EXERCISE DATA:
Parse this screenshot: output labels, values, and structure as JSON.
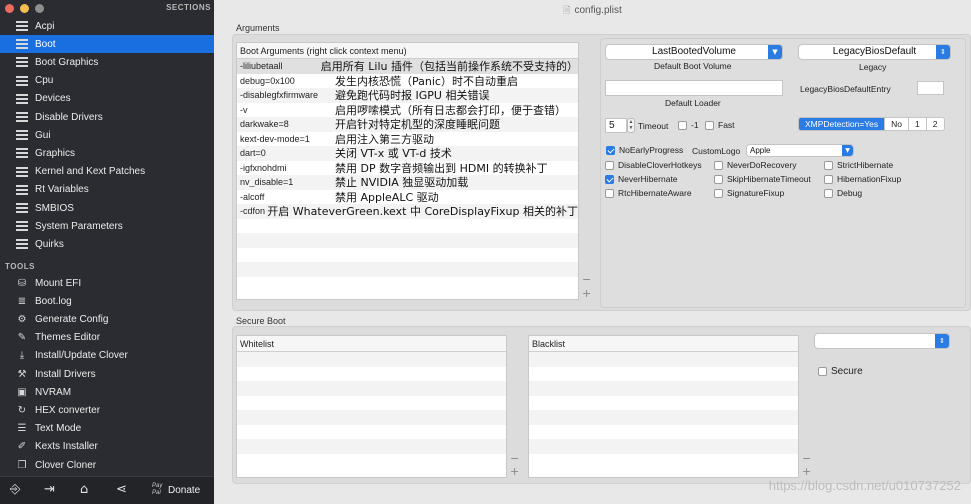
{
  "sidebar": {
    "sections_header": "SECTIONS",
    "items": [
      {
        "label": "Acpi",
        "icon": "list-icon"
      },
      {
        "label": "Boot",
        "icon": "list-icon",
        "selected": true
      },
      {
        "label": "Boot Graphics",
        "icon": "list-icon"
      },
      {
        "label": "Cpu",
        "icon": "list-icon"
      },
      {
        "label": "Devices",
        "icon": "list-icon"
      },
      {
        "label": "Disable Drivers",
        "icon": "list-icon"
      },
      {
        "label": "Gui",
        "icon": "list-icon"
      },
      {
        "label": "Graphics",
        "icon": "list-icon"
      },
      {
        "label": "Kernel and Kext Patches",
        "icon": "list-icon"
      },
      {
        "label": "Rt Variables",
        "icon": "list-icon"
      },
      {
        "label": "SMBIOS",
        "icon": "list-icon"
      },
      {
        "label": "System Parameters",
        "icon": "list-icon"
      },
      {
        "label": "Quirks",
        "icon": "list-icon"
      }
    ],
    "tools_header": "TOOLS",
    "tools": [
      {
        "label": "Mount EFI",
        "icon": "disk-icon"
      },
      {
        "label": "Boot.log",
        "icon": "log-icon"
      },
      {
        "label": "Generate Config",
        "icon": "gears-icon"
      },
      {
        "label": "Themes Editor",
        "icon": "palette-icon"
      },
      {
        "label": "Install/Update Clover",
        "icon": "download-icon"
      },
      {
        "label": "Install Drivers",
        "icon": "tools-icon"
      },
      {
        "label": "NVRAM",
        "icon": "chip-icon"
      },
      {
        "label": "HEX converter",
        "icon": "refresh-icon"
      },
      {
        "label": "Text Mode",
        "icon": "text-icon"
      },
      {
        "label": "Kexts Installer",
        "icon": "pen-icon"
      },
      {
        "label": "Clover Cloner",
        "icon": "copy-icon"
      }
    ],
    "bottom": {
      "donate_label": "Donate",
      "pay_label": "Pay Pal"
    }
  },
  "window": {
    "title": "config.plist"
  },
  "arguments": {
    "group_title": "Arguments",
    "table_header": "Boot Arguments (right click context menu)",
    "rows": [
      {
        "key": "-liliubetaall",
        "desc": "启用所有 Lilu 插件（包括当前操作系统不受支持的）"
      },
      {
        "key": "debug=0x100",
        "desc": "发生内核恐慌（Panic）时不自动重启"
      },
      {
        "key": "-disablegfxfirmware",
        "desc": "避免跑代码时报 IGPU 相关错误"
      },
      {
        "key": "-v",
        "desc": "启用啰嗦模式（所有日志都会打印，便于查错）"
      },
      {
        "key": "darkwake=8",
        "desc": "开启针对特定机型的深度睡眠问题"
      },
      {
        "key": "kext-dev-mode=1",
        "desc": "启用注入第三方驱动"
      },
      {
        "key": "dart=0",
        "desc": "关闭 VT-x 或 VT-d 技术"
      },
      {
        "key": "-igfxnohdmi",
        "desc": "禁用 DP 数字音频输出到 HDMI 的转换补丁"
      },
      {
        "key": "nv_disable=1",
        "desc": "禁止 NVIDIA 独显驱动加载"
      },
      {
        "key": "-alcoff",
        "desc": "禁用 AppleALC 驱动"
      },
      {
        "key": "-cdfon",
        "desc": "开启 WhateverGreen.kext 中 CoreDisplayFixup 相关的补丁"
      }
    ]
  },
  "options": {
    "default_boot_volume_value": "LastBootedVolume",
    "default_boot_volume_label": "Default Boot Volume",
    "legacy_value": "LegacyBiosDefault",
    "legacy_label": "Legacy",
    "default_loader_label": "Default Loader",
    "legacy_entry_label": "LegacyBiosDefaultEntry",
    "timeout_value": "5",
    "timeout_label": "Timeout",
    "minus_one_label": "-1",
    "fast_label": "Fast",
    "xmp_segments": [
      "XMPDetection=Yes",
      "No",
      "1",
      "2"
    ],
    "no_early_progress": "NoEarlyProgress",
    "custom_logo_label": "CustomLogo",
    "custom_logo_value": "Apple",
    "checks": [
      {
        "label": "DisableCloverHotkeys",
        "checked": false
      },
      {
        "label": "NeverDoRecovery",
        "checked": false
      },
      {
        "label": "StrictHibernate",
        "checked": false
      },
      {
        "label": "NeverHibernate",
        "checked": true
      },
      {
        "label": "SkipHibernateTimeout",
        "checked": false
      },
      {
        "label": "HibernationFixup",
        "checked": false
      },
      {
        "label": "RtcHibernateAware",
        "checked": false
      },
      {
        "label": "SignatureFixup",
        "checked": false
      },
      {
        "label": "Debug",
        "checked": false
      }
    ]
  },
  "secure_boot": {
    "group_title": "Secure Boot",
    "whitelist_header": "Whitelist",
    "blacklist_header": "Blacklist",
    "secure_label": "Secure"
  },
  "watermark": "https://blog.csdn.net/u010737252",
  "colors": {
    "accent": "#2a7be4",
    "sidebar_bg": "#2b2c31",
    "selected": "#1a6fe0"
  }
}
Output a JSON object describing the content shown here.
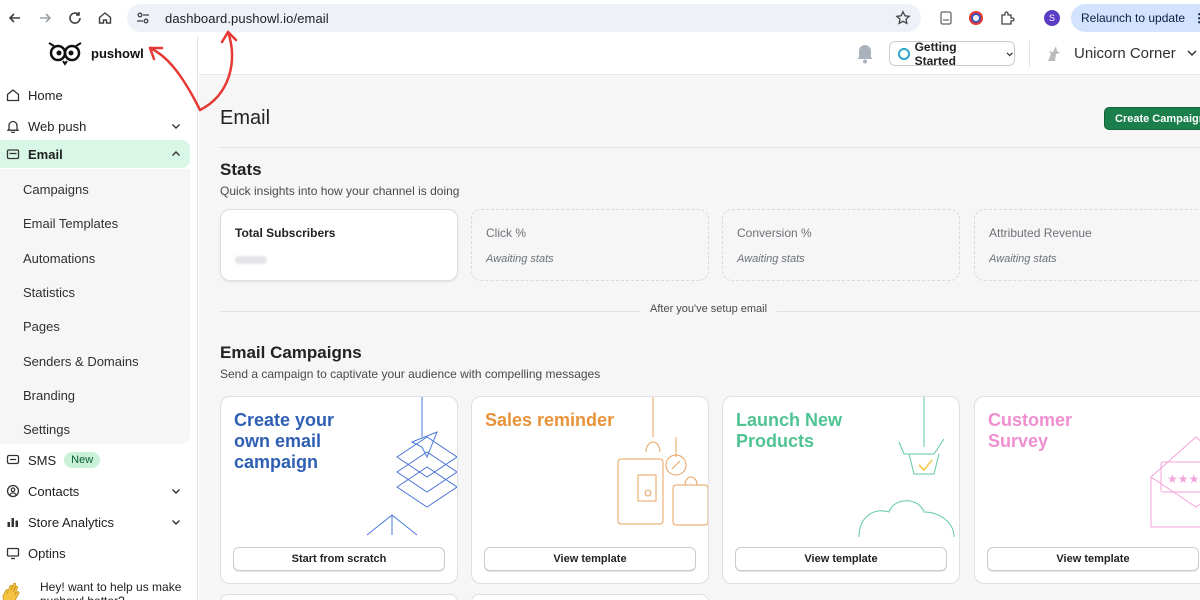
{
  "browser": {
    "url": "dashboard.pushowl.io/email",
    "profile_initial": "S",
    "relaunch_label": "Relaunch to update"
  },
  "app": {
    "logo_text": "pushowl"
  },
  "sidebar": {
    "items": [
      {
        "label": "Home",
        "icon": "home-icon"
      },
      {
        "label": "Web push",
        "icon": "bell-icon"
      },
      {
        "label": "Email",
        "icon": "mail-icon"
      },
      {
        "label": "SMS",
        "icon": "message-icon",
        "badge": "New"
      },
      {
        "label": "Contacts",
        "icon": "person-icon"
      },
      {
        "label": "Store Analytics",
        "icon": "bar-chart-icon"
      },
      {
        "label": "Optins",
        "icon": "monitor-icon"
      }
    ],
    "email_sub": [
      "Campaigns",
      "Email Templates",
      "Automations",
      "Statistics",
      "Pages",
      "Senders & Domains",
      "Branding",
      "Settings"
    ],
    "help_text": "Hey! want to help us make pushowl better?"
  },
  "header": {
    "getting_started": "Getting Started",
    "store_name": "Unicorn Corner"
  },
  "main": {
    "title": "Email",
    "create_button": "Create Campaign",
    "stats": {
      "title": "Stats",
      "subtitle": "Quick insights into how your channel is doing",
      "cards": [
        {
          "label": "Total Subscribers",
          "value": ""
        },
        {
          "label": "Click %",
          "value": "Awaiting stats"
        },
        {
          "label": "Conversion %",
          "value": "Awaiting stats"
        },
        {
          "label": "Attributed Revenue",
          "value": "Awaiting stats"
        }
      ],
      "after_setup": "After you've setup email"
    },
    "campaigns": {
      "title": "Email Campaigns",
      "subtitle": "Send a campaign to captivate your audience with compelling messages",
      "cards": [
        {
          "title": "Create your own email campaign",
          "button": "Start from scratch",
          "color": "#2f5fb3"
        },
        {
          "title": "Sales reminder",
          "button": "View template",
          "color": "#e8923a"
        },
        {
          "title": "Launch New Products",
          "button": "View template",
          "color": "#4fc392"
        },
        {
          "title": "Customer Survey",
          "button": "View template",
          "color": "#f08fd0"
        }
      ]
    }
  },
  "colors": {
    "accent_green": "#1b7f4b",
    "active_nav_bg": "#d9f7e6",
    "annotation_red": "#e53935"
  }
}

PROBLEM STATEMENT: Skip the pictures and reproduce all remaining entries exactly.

TASK ANSWER:
Parse this screenshot: output labels, values, and structure as JSON.
{
  "sidebar": {
    "sections_header": "SECTIONS",
    "items": [
      {
        "label": "Acpi",
        "icon": "list-icon"
      },
      {
        "label": "Boot",
        "icon": "list-icon",
        "selected": true
      },
      {
        "label": "Boot Graphics",
        "icon": "list-icon"
      },
      {
        "label": "Cpu",
        "icon": "list-icon"
      },
      {
        "label": "Devices",
        "icon": "list-icon"
      },
      {
        "label": "Disable Drivers",
        "icon": "list-icon"
      },
      {
        "label": "Gui",
        "icon": "list-icon"
      },
      {
        "label": "Graphics",
        "icon": "list-icon"
      },
      {
        "label": "Kernel and Kext Patches",
        "icon": "list-icon"
      },
      {
        "label": "Rt Variables",
        "icon": "list-icon"
      },
      {
        "label": "SMBIOS",
        "icon": "list-icon"
      },
      {
        "label": "System Parameters",
        "icon": "list-icon"
      },
      {
        "label": "Quirks",
        "icon": "list-icon"
      }
    ],
    "tools_header": "TOOLS",
    "tools": [
      {
        "label": "Mount EFI",
        "icon": "disk-icon"
      },
      {
        "label": "Boot.log",
        "icon": "log-icon"
      },
      {
        "label": "Generate Config",
        "icon": "gears-icon"
      },
      {
        "label": "Themes Editor",
        "icon": "palette-icon"
      },
      {
        "label": "Install/Update Clover",
        "icon": "download-icon"
      },
      {
        "label": "Install Drivers",
        "icon": "tools-icon"
      },
      {
        "label": "NVRAM",
        "icon": "chip-icon"
      },
      {
        "label": "HEX converter",
        "icon": "refresh-icon"
      },
      {
        "label": "Text Mode",
        "icon": "text-icon"
      },
      {
        "label": "Kexts Installer",
        "icon": "pen-icon"
      },
      {
        "label": "Clover Cloner",
        "icon": "copy-icon"
      }
    ],
    "bottom": {
      "donate_label": "Donate",
      "pay_label": "Pay Pal"
    }
  },
  "window": {
    "title": "config.plist"
  },
  "arguments": {
    "group_title": "Arguments",
    "table_header": "Boot Arguments (right click context menu)",
    "rows": [
      {
        "key": "-liliubetaall",
        "desc": "启用所有 Lilu 插件（包括当前操作系统不受支持的）"
      },
      {
        "key": "debug=0x100",
        "desc": "发生内核恐慌（Panic）时不自动重启"
      },
      {
        "key": "-disablegfxfirmware",
        "desc": "避免跑代码时报 IGPU 相关错误"
      },
      {
        "key": "-v",
        "desc": "启用啰嗦模式（所有日志都会打印，便于查错）"
      },
      {
        "key": "darkwake=8",
        "desc": "开启针对特定机型的深度睡眠问题"
      },
      {
        "key": "kext-dev-mode=1",
        "desc": "启用注入第三方驱动"
      },
      {
        "key": "dart=0",
        "desc": "关闭 VT-x 或 VT-d 技术"
      },
      {
        "key": "-igfxnohdmi",
        "desc": "禁用 DP 数字音频输出到 HDMI 的转换补丁"
      },
      {
        "key": "nv_disable=1",
        "desc": "禁止 NVIDIA 独显驱动加载"
      },
      {
        "key": "-alcoff",
        "desc": "禁用 AppleALC 驱动"
      },
      {
        "key": "-cdfon",
        "desc": "开启 WhateverGreen.kext 中 CoreDisplayFixup 相关的补丁"
      }
    ]
  },
  "options": {
    "default_boot_volume_value": "LastBootedVolume",
    "default_boot_volume_label": "Default Boot Volume",
    "legacy_value": "LegacyBiosDefault",
    "legacy_label": "Legacy",
    "default_loader_label": "Default Loader",
    "legacy_entry_label": "LegacyBiosDefaultEntry",
    "timeout_value": "5",
    "timeout_label": "Timeout",
    "minus_one_label": "-1",
    "fast_label": "Fast",
    "xmp_segments": [
      "XMPDetection=Yes",
      "No",
      "1",
      "2"
    ],
    "no_early_progress": "NoEarlyProgress",
    "custom_logo_label": "CustomLogo",
    "custom_logo_value": "Apple",
    "checks": [
      {
        "label": "DisableCloverHotkeys",
        "checked": false
      },
      {
        "label": "NeverDoRecovery",
        "checked": false
      },
      {
        "label": "StrictHibernate",
        "checked": false
      },
      {
        "label": "NeverHibernate",
        "checked": true
      },
      {
        "label": "SkipHibernateTimeout",
        "checked": false
      },
      {
        "label": "HibernationFixup",
        "checked": false
      },
      {
        "label": "RtcHibernateAware",
        "checked": false
      },
      {
        "label": "SignatureFixup",
        "checked": false
      },
      {
        "label": "Debug",
        "checked": false
      }
    ]
  },
  "secure_boot": {
    "group_title": "Secure Boot",
    "whitelist_header": "Whitelist",
    "blacklist_header": "Blacklist",
    "secure_label": "Secure"
  },
  "watermark": "https://blog.csdn.net/u010737252",
  "colors": {
    "accent": "#2a7be4",
    "sidebar_bg": "#2b2c31",
    "selected": "#1a6fe0"
  }
}
Output a JSON object describing the content shown here.
{
  "browser": {
    "url": "dashboard.pushowl.io/email",
    "profile_initial": "S",
    "relaunch_label": "Relaunch to update"
  },
  "app": {
    "logo_text": "pushowl"
  },
  "sidebar": {
    "items": [
      {
        "label": "Home",
        "icon": "home-icon"
      },
      {
        "label": "Web push",
        "icon": "bell-icon"
      },
      {
        "label": "Email",
        "icon": "mail-icon"
      },
      {
        "label": "SMS",
        "icon": "message-icon",
        "badge": "New"
      },
      {
        "label": "Contacts",
        "icon": "person-icon"
      },
      {
        "label": "Store Analytics",
        "icon": "bar-chart-icon"
      },
      {
        "label": "Optins",
        "icon": "monitor-icon"
      }
    ],
    "email_sub": [
      "Campaigns",
      "Email Templates",
      "Automations",
      "Statistics",
      "Pages",
      "Senders & Domains",
      "Branding",
      "Settings"
    ],
    "help_text": "Hey! want to help us make pushowl better?"
  },
  "header": {
    "getting_started": "Getting Started",
    "store_name": "Unicorn Corner"
  },
  "main": {
    "title": "Email",
    "create_button": "Create Campaign",
    "stats": {
      "title": "Stats",
      "subtitle": "Quick insights into how your channel is doing",
      "cards": [
        {
          "label": "Total Subscribers",
          "value": ""
        },
        {
          "label": "Click %",
          "value": "Awaiting stats"
        },
        {
          "label": "Conversion %",
          "value": "Awaiting stats"
        },
        {
          "label": "Attributed Revenue",
          "value": "Awaiting stats"
        }
      ],
      "after_setup": "After you've setup email"
    },
    "campaigns": {
      "title": "Email Campaigns",
      "subtitle": "Send a campaign to captivate your audience with compelling messages",
      "cards": [
        {
          "title": "Create your own email campaign",
          "button": "Start from scratch",
          "color": "#2f5fb3"
        },
        {
          "title": "Sales reminder",
          "button": "View template",
          "color": "#e8923a"
        },
        {
          "title": "Launch New Products",
          "button": "View template",
          "color": "#4fc392"
        },
        {
          "title": "Customer Survey",
          "button": "View template",
          "color": "#f08fd0"
        }
      ]
    }
  },
  "colors": {
    "accent_green": "#1b7f4b",
    "active_nav_bg": "#d9f7e6",
    "annotation_red": "#e53935"
  }
}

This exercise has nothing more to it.